The routes change often, though all typically follow quiet, safe country roads south and west of the city. Long distance cyclists can get in extra miles with monthly group century rides, plus yearly, multiple-day rides in Leakey and Fort Davis, and a yearly, two-day ride from Austin to Fort Worth. On top of that, the group offers regular social events—members typically eat together after rides, and there’s also an annual picnic and yearly Christmas Party.
Location: Fort Worth, Texas
Membership: $25/year, though you can ride with the group before joining
More Info: fwbaclub.org
Cleveland Touring Club
Now more than 40 years running, this 400-member club hosts four weekday rides during the summer, plus special signature and pop-up rides. The weekday rides feature multiple speed groups, with the fastest folks pedaling 35-plus miles at 18 mph and above and the most social bunch tackling about 15 miles at around 10 mph.

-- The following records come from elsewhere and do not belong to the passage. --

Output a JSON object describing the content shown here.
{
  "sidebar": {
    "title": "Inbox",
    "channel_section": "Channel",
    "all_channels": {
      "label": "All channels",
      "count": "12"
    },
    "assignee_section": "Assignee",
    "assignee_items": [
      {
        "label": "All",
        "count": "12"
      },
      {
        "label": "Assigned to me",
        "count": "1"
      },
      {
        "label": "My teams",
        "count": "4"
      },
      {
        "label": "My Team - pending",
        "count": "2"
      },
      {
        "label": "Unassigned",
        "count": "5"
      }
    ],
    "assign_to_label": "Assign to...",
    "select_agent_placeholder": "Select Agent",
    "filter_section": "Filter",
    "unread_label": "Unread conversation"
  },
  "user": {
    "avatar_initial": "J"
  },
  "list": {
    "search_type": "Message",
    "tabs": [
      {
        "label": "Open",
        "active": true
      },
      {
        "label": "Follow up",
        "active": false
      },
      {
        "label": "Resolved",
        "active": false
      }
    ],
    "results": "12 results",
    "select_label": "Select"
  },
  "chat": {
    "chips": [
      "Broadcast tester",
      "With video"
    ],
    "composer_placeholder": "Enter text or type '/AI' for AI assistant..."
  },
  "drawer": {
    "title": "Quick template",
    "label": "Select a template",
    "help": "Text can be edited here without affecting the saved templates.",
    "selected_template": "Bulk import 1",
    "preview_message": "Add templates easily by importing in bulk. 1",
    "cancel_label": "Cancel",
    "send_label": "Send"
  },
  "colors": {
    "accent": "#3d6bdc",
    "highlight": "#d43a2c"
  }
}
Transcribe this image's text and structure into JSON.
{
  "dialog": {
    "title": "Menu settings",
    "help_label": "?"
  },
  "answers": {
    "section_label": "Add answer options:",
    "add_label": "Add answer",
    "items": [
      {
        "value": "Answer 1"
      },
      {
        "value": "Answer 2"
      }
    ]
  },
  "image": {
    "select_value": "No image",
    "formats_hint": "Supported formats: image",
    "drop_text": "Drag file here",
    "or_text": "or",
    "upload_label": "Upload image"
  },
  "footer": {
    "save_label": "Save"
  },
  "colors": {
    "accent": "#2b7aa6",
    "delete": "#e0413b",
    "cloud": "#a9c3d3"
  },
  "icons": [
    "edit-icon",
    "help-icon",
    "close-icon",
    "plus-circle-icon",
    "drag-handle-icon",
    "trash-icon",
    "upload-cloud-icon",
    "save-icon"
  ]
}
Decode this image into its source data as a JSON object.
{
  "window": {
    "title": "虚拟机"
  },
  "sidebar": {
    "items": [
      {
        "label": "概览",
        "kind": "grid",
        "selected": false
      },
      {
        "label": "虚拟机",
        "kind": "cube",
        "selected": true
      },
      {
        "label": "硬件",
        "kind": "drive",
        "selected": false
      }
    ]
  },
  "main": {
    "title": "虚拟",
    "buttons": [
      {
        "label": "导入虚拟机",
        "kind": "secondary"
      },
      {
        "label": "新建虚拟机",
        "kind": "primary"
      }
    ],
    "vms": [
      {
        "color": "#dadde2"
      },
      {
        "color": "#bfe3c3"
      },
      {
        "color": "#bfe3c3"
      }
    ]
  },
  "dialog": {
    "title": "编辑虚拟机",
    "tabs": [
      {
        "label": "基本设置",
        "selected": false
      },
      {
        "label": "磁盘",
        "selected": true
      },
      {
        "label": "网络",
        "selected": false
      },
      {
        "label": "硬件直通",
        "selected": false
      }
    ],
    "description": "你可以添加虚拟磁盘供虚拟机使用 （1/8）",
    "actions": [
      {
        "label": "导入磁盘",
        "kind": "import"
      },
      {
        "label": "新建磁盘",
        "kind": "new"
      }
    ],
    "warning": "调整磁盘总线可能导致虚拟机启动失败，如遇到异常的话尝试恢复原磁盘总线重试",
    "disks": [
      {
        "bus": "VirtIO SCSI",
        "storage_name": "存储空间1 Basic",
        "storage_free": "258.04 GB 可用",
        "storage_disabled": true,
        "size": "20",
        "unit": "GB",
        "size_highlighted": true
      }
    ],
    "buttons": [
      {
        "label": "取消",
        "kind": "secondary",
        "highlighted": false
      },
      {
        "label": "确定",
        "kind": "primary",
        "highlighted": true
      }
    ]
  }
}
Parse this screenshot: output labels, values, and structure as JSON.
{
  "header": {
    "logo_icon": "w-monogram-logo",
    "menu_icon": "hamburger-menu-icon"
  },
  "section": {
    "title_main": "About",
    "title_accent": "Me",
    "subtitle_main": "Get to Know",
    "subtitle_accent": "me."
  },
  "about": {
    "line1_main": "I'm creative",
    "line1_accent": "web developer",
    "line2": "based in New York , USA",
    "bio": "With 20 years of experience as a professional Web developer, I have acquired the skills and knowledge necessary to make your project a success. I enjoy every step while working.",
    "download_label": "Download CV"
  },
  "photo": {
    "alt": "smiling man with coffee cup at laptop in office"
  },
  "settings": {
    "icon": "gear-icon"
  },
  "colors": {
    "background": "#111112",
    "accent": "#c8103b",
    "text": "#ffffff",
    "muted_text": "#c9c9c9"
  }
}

The routes primarily follow roadways east of Cleveland, which can be hilly, and occasionally chart along Ohio’s scenic Greenways trails. On the social front, the club hosts a monthly hotdog party, regular ice cream and pizza rides where the club picks up the tab, an annual picnic, a yearly holiday gathering, and a fundraising ride every June through the idyllic Amish countryside.
More Info: clevelandtouringclub.org
San Jose Bike Party
Every third Friday of the month, this NorCal-based group hosts a 21-mile party on wheels through San Jose and the surrounding local area. Between 300 to 1,000 cyclists turn out each time (the rides are free and open to the public), for three seven-mile stages of themed riding.
Food trucks, DJs, and a dance floor await participants at the regroups where folks are encouraged to refuel, bust a move, and show off their costumes (recent themes include ‘Vikings,’ ‘Krampus,’ and ‘Captain Marvel’). The group also regularly hosts smaller rides to support local events, like an open streets initiative, plus more specialized group rides, including females-only rides and kid-friendly rides.
Location: San Jose, California
Membership: Free; no registration required
More Info: sjbikeparty.org
Founded in 1972, this South Carolina-based recreational cycling club hosts six-plus weekly rides, covering between 10 to 50 miles and varying in intensity—from leisurely, no-drop social rides to interval sprints. On the fun front, they host an annual oyster roast and yearly holiday party.
Beyond that, they’re big advocates for cycling safety and education in the local Charleston community. Their main fundraiser: the annual Spring Century ride, a 100-miler in April through Francis Marion National Forest that generates funds for the Palmetto Cycling Coalition and Charleston Moves, two local cycling advocacy organizations.
Location: Charleston, South Carolina
More Info: coastalcyclists.com